One of those cases involved a 17-year-old girl who spent 10 days in The University of Kansas Hospital because she had trouble breathing after using a vape infused with THC for more than nine months. In the video, Dr. Michael Lewis, who heads the pediatric inpatient and intensive care units at The University of Kansas Health System, talks about the girl, whom he treated. He says at first, they thought it might be a bacterial pneumonia, but after the patient’s health rapidly declined, they discovered lung damage, not an infection. Steroids and breathing treatments helped and the girl was able to go home, but it’s unclear if she’ll have long-term damage. He says “You hear a lot about measles outbreaks. This is more scary, I think, than measles at this point.”

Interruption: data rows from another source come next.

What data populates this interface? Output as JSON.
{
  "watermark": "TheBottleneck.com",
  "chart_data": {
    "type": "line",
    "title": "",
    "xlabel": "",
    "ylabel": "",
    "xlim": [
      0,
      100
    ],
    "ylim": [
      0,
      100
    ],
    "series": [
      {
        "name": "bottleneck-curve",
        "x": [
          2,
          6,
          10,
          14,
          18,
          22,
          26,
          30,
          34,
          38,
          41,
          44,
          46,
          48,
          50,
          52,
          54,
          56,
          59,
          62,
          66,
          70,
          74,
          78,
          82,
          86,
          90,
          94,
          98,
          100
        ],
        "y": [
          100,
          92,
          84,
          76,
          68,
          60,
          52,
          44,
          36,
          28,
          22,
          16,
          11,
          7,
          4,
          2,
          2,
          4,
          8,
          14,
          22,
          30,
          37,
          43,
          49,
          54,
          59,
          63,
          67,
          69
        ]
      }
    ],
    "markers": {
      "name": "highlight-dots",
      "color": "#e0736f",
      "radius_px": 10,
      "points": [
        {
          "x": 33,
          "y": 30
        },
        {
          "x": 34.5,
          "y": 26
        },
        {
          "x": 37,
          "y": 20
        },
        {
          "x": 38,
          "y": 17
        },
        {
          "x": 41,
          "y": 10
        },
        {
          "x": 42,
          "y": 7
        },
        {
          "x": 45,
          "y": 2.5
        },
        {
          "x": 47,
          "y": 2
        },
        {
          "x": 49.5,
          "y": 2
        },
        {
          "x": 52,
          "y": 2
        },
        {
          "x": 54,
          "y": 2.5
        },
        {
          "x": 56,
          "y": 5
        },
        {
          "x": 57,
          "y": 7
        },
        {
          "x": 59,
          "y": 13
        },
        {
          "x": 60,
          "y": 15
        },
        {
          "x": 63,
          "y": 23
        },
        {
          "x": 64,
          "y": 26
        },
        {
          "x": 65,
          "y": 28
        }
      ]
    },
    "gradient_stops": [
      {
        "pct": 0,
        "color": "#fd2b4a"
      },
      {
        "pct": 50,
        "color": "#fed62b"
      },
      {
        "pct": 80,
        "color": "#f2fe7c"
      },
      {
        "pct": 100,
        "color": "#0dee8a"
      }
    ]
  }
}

Also in the video, the girl, who asked not to be identified, but hopes her story will be a warning to others. She talks about how scared she was when she couldn’t breathe very well. She says at first, vaping was relaxing, and she believed it to be safer than cigarettes. Then she describes how frightening it was when headaches, fatigue and nausea kicked in, leading to her breathing problems. “You never think it’s going to happen to you,”she said.